If the DWP does not change their decision when you asked them to look at it again, you can appeal to an independent panel, called a tribunal. The tribunal looks at the evidence from both sides, then makes a final decision. It is part of the court system - it is not part of the DWP.
What happens if a judge is unfair?
In a matter of any grievance relating to delay in judgement or not a fair judgement or miscarriage of Justice, the petitioner is suggested to go for judicial remedy by making an appeal or any other events before the appropriate Court of Law within the allotted time limit.
How do you prove a judge is biased UK?

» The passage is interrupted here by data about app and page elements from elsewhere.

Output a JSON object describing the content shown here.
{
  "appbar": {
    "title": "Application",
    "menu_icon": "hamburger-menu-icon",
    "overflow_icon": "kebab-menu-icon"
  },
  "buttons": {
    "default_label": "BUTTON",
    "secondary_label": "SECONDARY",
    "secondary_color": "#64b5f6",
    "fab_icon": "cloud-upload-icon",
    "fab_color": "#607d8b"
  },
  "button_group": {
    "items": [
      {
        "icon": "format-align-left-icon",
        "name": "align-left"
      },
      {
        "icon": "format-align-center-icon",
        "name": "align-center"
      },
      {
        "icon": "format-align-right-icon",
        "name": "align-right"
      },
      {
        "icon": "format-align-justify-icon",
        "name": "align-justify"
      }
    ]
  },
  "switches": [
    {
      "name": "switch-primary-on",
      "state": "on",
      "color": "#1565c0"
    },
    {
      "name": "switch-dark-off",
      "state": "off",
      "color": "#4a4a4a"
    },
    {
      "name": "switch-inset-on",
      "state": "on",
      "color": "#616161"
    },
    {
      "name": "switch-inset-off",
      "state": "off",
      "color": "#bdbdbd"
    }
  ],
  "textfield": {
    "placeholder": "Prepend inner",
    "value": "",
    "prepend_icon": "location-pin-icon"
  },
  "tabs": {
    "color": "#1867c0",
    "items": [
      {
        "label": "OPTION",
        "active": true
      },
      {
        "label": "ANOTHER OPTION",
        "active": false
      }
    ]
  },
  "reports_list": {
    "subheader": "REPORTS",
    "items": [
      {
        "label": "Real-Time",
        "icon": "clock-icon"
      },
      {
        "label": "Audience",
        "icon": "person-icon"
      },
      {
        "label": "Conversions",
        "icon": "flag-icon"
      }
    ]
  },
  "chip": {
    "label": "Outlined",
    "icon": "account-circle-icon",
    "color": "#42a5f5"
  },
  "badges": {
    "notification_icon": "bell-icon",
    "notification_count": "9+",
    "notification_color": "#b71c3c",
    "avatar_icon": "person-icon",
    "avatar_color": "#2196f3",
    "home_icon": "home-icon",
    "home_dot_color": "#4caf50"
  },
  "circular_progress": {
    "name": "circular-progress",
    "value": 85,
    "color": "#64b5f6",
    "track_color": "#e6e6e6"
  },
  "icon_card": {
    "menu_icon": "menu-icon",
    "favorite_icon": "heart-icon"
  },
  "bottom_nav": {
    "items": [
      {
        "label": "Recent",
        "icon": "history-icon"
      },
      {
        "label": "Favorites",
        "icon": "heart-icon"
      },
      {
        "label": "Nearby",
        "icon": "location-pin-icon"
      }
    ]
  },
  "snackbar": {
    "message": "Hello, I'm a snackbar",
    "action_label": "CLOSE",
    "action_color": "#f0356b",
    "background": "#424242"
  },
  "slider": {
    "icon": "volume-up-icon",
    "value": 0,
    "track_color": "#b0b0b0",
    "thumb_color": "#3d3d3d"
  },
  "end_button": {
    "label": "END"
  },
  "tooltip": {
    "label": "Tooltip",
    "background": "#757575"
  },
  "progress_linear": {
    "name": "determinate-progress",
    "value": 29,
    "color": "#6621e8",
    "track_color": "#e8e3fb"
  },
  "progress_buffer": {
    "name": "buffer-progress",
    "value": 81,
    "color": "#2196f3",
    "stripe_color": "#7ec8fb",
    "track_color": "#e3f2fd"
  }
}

Legal test and principles applicable to recusal. suggestion that the judge was biased. It must then ask whether those circumstances would lead a fair-minded and informed observer to conclude that there was a real possibility, or a real danger, the two being the same, that the tribunal was biased. '
Can you sue the court system?
Suing a court or judge can be a risky legal proposition. The doctrine of judicial immunity is well established, and frivolous claims could have you paying the judge's court costs and fees. Talk to an experienced attorney before filing any type of legal action.
Is a tribunal decision final?
All legal matters remain the Tribunal Judge's responsibility. All of the panel members take part in the decision. The Tribunal's decision is given either at the hearing, or in writing later. In either case, the parties will get a written decision.
What are the disadvantages of tribunals?
Other disadvantages of tribunals are lack of openness and unavailability of state funding. The fact that some tribunals are held in private can lead to suspicion about the fairness of the decisions made.
Can an Employment Tribunal decision be appealed?
You can appeal any judgment, decision, direction or order of an Employment Tribunal (ET). You can only appeal on a point of law – you must identify flaws in the legal reasoning of the original decision. The Employment Appeal Tribunal (EAT) will not normally re-examine issues of fact.
What powers do Employment Tribunals have?
The employment tribunal has very extensive general case management powers. The tribunal can make case management orders at any stage of the proceedings, either on its own initiative or on the application of a party. A party can apply for a case management order at a hearing or by presenting it in writing.
How long does Home Office take after appeal?
Whilst most determinations will be provided within 4 to 6 weeks following the hearing, sometimes they can take longer.
Are tribunals bound by precedent?
The Upper Tribunal will be a Superior Court of Record, which means that its decisions create legally binding precedent. They have similar powers to the High Court.